*** SOURCE MATERIAL Section Begins ***
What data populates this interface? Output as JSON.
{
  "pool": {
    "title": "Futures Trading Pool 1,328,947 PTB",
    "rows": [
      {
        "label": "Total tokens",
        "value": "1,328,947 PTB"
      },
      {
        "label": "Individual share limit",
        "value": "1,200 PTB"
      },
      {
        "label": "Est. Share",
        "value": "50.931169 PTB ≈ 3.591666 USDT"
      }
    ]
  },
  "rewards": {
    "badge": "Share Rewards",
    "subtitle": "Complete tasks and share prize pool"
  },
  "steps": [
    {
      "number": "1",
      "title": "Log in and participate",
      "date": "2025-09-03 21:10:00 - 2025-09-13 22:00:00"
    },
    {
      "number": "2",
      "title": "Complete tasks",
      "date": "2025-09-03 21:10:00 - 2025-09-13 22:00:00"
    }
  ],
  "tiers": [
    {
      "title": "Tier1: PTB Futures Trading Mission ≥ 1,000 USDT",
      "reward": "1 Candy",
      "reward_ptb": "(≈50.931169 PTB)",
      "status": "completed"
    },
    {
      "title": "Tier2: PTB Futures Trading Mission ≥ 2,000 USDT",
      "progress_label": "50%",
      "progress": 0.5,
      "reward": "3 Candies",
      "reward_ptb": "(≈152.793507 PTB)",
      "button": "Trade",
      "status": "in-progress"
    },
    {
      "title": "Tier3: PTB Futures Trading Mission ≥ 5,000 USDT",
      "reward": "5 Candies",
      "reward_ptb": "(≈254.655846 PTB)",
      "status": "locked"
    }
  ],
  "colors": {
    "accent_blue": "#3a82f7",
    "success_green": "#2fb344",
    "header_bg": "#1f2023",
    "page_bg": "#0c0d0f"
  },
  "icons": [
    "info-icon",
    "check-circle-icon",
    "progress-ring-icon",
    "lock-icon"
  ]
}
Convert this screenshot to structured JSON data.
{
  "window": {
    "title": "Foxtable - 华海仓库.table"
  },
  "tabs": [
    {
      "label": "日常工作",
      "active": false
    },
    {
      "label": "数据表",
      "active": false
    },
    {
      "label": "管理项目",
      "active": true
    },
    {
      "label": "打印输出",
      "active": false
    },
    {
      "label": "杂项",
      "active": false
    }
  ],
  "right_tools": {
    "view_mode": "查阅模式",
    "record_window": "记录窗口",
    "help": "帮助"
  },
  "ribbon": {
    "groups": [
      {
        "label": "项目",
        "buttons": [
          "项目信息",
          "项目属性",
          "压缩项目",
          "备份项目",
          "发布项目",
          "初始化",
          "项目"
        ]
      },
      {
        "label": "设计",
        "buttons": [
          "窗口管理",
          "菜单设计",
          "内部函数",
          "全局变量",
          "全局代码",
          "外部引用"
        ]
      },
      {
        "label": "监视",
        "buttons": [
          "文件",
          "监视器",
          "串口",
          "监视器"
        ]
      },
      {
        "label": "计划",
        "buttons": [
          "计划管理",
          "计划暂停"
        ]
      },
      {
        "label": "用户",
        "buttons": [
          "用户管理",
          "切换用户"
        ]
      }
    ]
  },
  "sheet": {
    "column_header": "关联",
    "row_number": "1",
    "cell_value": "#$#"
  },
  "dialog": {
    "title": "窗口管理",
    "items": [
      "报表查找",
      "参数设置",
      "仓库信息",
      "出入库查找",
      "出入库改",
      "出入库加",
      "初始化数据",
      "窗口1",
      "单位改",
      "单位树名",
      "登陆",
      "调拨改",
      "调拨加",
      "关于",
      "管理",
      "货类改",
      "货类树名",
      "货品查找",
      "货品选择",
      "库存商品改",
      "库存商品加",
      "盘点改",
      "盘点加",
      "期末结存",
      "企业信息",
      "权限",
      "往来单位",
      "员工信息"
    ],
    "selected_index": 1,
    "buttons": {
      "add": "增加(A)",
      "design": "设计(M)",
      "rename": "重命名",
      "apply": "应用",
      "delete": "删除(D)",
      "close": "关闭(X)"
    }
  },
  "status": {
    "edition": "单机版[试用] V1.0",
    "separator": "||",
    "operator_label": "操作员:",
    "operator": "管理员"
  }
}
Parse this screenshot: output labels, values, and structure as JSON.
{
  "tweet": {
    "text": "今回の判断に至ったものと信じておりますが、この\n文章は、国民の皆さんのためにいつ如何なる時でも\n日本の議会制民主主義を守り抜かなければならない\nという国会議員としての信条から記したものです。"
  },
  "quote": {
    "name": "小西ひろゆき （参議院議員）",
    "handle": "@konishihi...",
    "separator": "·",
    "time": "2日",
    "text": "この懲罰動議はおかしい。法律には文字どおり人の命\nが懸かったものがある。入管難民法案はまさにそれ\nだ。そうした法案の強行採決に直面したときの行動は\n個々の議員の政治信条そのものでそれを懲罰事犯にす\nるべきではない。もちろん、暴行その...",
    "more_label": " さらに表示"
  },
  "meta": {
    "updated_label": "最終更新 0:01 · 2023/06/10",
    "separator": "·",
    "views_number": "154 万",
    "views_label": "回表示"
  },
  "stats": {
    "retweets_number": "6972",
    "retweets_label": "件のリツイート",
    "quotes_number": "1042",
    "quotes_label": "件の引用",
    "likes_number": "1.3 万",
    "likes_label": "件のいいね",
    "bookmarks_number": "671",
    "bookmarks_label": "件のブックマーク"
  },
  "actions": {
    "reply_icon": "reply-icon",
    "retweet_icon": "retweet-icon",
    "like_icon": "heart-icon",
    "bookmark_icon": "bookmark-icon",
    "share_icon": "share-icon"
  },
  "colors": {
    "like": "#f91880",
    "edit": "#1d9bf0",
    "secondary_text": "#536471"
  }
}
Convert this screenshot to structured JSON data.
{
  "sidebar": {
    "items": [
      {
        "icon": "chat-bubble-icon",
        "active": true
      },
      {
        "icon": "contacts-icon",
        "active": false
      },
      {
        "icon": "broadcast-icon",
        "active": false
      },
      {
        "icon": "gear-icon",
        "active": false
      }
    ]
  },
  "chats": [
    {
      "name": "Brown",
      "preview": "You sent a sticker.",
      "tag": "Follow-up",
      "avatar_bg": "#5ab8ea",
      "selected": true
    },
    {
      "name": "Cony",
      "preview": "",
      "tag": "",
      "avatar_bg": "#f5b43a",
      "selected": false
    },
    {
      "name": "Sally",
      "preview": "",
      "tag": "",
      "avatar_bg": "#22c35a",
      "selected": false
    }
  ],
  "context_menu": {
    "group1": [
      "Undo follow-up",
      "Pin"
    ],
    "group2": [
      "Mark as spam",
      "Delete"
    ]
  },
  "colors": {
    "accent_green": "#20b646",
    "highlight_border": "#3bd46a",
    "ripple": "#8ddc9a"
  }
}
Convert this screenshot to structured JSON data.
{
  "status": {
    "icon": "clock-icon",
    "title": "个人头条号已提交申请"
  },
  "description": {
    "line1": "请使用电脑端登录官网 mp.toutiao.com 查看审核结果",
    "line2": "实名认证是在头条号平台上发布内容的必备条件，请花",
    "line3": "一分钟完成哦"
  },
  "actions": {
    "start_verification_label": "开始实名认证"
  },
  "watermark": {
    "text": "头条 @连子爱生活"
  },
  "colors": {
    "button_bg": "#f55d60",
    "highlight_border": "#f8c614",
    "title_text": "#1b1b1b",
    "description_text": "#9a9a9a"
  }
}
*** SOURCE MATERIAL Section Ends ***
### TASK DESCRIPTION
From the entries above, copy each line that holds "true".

### SOLUTION FOR THIS TASK
      "active": true
        "active": true
      "selected": true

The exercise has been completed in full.